Earlier Wednesday, two men suspected of taking part in Tuesday’s bombings were identified as Khalid and Ibrahim El-Bakraoui.
Khalid is believed to have blown himself up on the Metro, an attack which killed at least 20 and injured more than 100, while Ibrahim is believed to have been the other airport bomber. The fourth bomber, the man in the far left of the airport photo pushing a cart next to Ibrahim, has not yet been identified.
The brothers were well-known to police. In a raid Tuesday at Ibrahim's address, Van Leeuw said "there was a paper where he described that he is insecure, that he is lost and he does not know what to do and he might end up in jail."
Both Ibrahim and his brother were Belgian citizens and born in Brussels, authorities said.
A March 15 raid on an apartment rented by Khalid, 27, led to Friday's arrest of Paris attack suspect Salah Abdeslam after one of Abdeslam's fingerprints was discovered in the apartment. Politico Europe, citing a senior Belgian official, reported that Abdeslam was supposed to take part in Tuesday's attacks. The report did not specify what role Abdeslam would have played.

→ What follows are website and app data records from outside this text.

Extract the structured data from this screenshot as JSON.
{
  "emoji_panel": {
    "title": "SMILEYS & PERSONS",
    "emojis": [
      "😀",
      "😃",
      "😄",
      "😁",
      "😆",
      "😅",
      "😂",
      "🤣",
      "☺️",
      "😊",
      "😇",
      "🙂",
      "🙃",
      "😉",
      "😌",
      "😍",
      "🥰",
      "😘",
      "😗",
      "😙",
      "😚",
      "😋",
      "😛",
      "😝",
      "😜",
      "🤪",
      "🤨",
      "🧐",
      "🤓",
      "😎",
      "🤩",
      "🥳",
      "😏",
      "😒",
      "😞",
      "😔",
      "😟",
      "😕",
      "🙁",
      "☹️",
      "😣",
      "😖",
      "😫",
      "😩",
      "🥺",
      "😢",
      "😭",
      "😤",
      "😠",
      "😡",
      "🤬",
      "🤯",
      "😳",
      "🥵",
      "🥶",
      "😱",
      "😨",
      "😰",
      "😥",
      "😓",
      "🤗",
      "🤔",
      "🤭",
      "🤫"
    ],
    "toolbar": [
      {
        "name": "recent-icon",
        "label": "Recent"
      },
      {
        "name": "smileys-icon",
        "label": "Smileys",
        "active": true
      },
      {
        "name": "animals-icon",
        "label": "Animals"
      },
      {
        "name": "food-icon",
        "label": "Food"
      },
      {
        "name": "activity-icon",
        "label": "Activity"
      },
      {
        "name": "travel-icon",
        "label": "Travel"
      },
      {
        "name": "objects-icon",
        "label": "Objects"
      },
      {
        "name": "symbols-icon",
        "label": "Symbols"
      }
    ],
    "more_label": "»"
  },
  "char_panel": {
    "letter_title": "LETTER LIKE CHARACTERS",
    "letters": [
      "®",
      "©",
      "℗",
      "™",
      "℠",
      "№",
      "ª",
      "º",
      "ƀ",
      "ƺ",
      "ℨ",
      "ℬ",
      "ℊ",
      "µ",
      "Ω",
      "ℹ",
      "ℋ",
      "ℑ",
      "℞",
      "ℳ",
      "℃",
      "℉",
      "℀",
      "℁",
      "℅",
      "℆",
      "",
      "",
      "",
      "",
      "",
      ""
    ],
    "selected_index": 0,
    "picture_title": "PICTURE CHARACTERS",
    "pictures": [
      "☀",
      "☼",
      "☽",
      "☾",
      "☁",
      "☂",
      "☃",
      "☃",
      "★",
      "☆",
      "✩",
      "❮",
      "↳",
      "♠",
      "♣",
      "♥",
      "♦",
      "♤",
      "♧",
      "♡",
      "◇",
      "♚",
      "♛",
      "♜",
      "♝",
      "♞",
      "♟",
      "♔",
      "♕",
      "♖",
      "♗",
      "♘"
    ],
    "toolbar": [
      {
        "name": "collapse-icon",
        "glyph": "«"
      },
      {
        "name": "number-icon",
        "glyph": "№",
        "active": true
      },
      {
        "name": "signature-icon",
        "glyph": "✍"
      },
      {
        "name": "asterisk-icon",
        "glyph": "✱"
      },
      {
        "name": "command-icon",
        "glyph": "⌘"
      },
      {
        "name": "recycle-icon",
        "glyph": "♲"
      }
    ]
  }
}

DH reported that in October 2010, Ibrahim, 30, was convicted of shooting at police with a Kalashnikov during an attempted robbery. He was sentenced to nine years in prison. In February 2011, the paper reported, Khalid was sentenced to five years' probation in connection with a string of carjackings.
Turkey said Wednesday that Ibrahim had been detained on the Syrian border last summer, and that Ankara warned Brussels officials that he was a militant before sending him home.